Japan welcomed more than 10 million international visitors in 2013, achieving the government’s goal. Simplification of visas regulations for Southeast Asian countries had a huge impact on this record. While welcoming a number of Muslim visitors, Japanese people lack knowledge on Muslim practices.
While the entire Muslim population in Southeast Asian countries exceeds 40 percent that of Japan is less than 1 percent. Since Japan is not a multicultural society, people are unaware of various religions. For instance, Islam has a lot of religious practices, such as praying five times a day to the direction of Mecca. Other rules include eating Halal food (Halal means what is allowed by Islamic Law). They are not allowed to eat pork or consume any products containing pig organs or animal blood. They are not allowed to drink alcohol either. Then the question arises: How many people in Japan can truly understand why it is important for Muslims to find the direction leading to Mecca?
“Most people in Japan are atheist and they do not understand religion well. They think that Muslims do not eat pork because pig is a sacred animal. We do not eat pork because we consider it unclean,” said A.S., a Muslim who has lived in Japan for 20 years. He buys meat at a store specializing in Halal food. Moreover, when he goes out to eat, he has to look for Muslim restaurants.
However, some efforts have been made to help Muslims feel more confortable in Japan. The ASEAN-Japan Centre (http://www.asean.or.jp/en/) is one of the institutions that play an important role in enhancing hospitality towards Muslims visitors. It holds seminars on Muslim traditions and practices all over Japan, targeting restaurants, hotels and airports.

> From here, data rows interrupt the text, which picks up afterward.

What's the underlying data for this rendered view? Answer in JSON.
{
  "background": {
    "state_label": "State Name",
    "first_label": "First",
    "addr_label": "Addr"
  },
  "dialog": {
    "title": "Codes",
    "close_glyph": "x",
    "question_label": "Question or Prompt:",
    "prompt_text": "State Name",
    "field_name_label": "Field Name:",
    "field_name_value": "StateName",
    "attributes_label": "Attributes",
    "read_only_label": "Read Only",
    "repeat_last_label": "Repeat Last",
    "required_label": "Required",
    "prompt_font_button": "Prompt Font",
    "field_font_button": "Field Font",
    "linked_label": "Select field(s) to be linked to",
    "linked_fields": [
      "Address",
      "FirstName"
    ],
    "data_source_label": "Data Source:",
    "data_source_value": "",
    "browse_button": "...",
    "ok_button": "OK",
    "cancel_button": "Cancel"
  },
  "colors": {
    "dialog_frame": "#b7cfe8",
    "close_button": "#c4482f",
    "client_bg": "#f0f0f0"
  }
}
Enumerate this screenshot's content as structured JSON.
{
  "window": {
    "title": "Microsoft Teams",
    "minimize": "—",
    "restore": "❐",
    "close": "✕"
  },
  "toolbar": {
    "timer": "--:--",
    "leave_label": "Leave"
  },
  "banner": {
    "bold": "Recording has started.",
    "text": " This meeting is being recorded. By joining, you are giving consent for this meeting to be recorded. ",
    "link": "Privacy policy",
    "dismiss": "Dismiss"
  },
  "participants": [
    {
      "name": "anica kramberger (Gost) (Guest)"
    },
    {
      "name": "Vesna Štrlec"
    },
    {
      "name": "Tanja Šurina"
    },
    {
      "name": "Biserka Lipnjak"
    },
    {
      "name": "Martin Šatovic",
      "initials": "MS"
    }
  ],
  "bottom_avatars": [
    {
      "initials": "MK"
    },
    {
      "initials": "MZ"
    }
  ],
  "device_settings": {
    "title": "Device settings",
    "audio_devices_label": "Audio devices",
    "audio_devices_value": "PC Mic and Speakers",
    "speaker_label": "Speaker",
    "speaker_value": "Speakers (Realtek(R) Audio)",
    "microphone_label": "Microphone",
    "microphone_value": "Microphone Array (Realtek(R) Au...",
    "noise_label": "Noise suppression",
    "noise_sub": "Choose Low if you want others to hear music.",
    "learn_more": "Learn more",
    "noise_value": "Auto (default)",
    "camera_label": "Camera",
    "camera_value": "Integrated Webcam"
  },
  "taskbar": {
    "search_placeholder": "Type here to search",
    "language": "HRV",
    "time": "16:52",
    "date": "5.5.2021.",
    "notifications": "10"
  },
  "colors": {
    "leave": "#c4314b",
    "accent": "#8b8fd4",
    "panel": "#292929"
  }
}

In addition, Japan Tourism Agency asked Yokohama city in Kanagawa prefecture to take a initiative in making places more accommodating Muslim tourists. With the help of Muslim students called “Yokohama Muslim Advisors”, the city runs introduces Halal restaurants and mosques in Japan on a Facebook page.
“You should start with what we can do,” says Ken Fujita of ASEAN-Japan Centre, Tourism and Exchange Division. It might involve hard works and costs to build new mosques or get Halal certifications. However, making space available for praying, preparing English menu along with some description of the food is not difficult to do. Small things like these can help Muslim tourists to feel confortable and confidence when making food choices.
Narita Airport in Chiba prefecture has just started catering services of Halal food and has made more space available for Muslim prayers. Some restaurants began to offer Muslims-friendly dishes. The Southeast Asian market is so big that such effort will become more necessary in the future.
Written by Yuna Sato
Edited by Hana Saeid Isaka
Many Japanese including myself do not have enough understanding of Islam so I hope from now on, we start learning more about it. Then I hope Muslims can live in Japan more comfortably. Yuna Sato
As a Muslim, I have been sorry about Japanese people do not know much about Islam, in spite of there are many Muslims in Japan. Though the main reason for these welcoming movements is economic, I hope Japan become a Muslim-friendly country in near future. Hana Saeid Isaka